Numbers 24.- Captain Pierce B. Anderson, Lee Battery, C. S. Army, of the engagement at Rich Mountain.
Numbers 25.- Lieutenant Charles W. Statham, Lee Batter, same as above.
Numbers 26.- Lieutenant John R. Massey, Lee battery, same as above.
Numbers 27.- Lieutenant Charles I. Riane, Lee Batter, same as above.
Numbers 28.- Colonel William C. Scott, Forty-fourth Virginia Infantry, of operations on the engagement at Rich Mountain.
Numbers 29.- Colonel W. B. Taliaferro, Twenty-third Virginia Infantry, of the action at Carrick's Ford.
Numbers 30.- Major General George B. McClellan, U. S. Army, of the skirmish at Barboursville.
Numbers 31.- Major-General McClellan, of the action at Scarey Creek.
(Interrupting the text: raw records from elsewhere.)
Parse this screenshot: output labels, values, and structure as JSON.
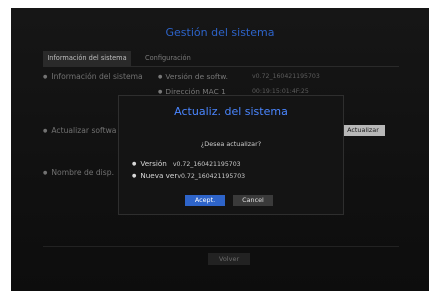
{
  "title": "Gestión del sistema",
  "tabs": [
    {
      "label": "Información del sistema"
    },
    {
      "label": "Configuración"
    }
  ],
  "sections": {
    "info": "Información del sistema",
    "update": "Actualizar softwa",
    "name": "Nombre de disp."
  },
  "fields": {
    "version_label": "Versión de softw.",
    "version_value": "v0.72_160421195703",
    "mac_label": "Dirección MAC 1",
    "mac_value": "00:19:15:01:4F:25"
  },
  "update_button": "Actualizar",
  "back_button": "Volver",
  "dialog": {
    "title": "Actualiz. del sistema",
    "question": "¿Desea actualizar?",
    "version_label": "Versión",
    "version_value": "v0.72_160421195703",
    "new_version_label": "Nueva ver",
    "new_version_value": "v0.72_160421195703",
    "ok": "Acept.",
    "cancel": "Cancel"
  }
}
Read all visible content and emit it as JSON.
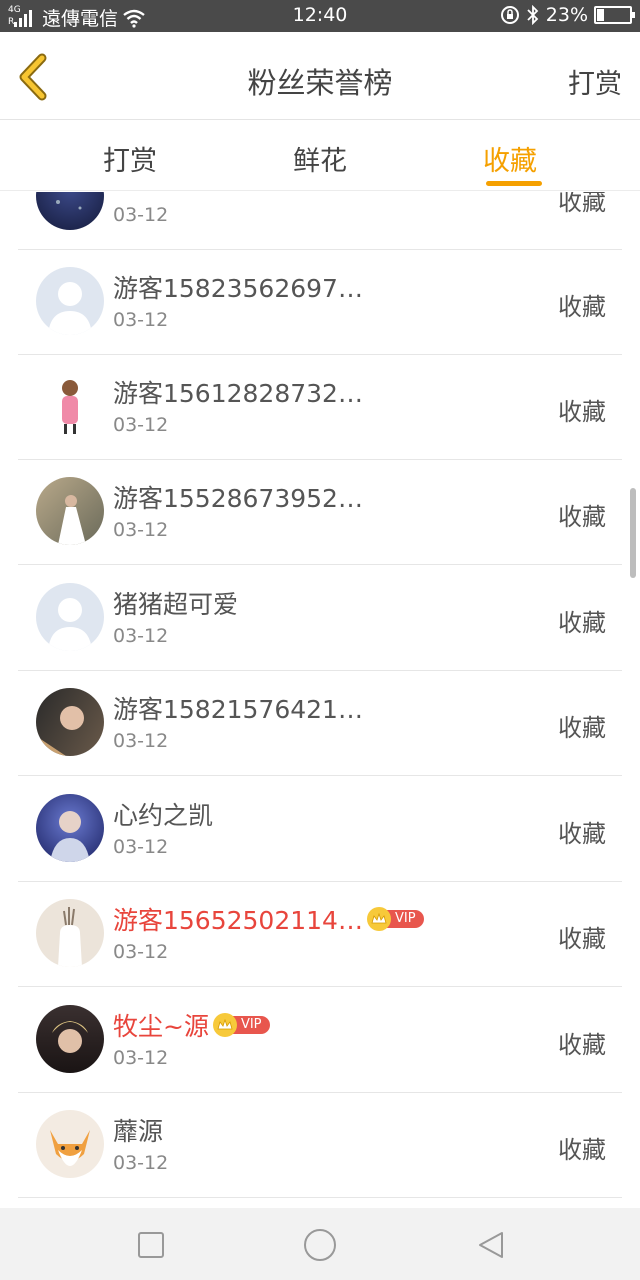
{
  "status_bar": {
    "network": "4G",
    "roaming": "R",
    "carrier": "遠傳電信",
    "time": "12:40",
    "battery": "23%",
    "battery_level": 0.23
  },
  "nav": {
    "title": "粉丝荣誉榜",
    "right_action": "打赏"
  },
  "tabs": [
    {
      "label": "打赏",
      "active": false
    },
    {
      "label": "鲜花",
      "active": false
    },
    {
      "label": "收藏",
      "active": true
    }
  ],
  "list": [
    {
      "name": "",
      "date": "03-12",
      "action": "收藏",
      "vip": false
    },
    {
      "name": "游客15823562697…",
      "date": "03-12",
      "action": "收藏",
      "vip": false
    },
    {
      "name": "游客15612828732…",
      "date": "03-12",
      "action": "收藏",
      "vip": false
    },
    {
      "name": "游客15528673952…",
      "date": "03-12",
      "action": "收藏",
      "vip": false
    },
    {
      "name": "猪猪超可爱",
      "date": "03-12",
      "action": "收藏",
      "vip": false
    },
    {
      "name": "游客15821576421…",
      "date": "03-12",
      "action": "收藏",
      "vip": false
    },
    {
      "name": "心约之凯",
      "date": "03-12",
      "action": "收藏",
      "vip": false
    },
    {
      "name": "游客15652502114…",
      "date": "03-12",
      "action": "收藏",
      "vip": true,
      "vip_label": "VIP"
    },
    {
      "name": "牧尘~源",
      "date": "03-12",
      "action": "收藏",
      "vip": true,
      "vip_label": "VIP"
    },
    {
      "name": "蘼源",
      "date": "03-12",
      "action": "收藏",
      "vip": false
    }
  ],
  "colors": {
    "accent": "#f5a000",
    "vip_name": "#e8453c",
    "status_bar_bg": "#4a4a4a"
  }
}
Numbers 32.- Brigadier General Henry A. Wise, C. S. Army, of skirmish July 16 and action at Scarey Creek.
Numbers 33.- Strength of General Wise's command (C. S. Army) July 8, 1861.
Numbers 34.- Strength of General Garnett's command (C. S. Army) July 8, 1861.
Numbers 1. Reports of Major General George B. McClellan, U. S. Army, of preliminary operations, with orders and proclamations, from June 22 to July 5.
HEADQUARTERS DEPARTMENT OF THE OHIO,
Parkersburg, Va., June 22, 1861.
COLONEL: I reached here yesterday morning, hoping to move forward during the day, but was delayed by want of wagons and the disorganization to be expected on the part of new troops moving for the first time into the field. In a few minutes (near 7 a. m.) I shall move with the advance to Clarksburg, taking one regiment of infantry, two detached companies (one of regulars), one battery, and a company of cavalry. Two Indiana regiments will follow during the morning, two Ohio regiments to-morrow. No other Ohio regiments will reach Grafton, via Ballaire, to-day. Reports from the front are somewhat contradictory, but agree in representing the enemy in strong force near Piedmont and Beverly. Notwithstanding that General Morris and others seem sure that we have a large force to contend with, I now am inclined to doubt it. I will, without delay, beat them up in their quarters and endeavor to put an end to their attempt in this direction. I have, I think, force enough to fight them wherever I find them.
General McCall telegraphs that Cumberland will be re-enforced on Monday. If that is accomplished, we should be able to cut off the force near Piedmont. As I cannot learn yet the quality of their troops (there are reports that there are some regiments of the regular Confederate troops) I shall be cautious in my movements. I fell very much the absolute necessity of more commissary and quartermaster officers, also of cavalry. I hope the Lieutenant-General will find it in his power to let me have the companies of First Cavalry, now at Leavenworth.
I received on the 18th instant the order adding Missouri to me department. My arrangements for coming here to take command are so far advanced that it was not possible for me to go to Missouri. I shall go there immediately on my return from this State.
I move hence on Clarksburg, and will act there according to the information I receive-either move in force on the rear of the enemy at Beverly or go on to Piedmont.
Excuse, colonel, the hurried nature of this.
Very respectfully, your obedient servant,
GEO. B. McCLELLAN,
Major-General, U. S. Army.
Colonel E. D. TOWNSEND, Assistant Adjutant-General.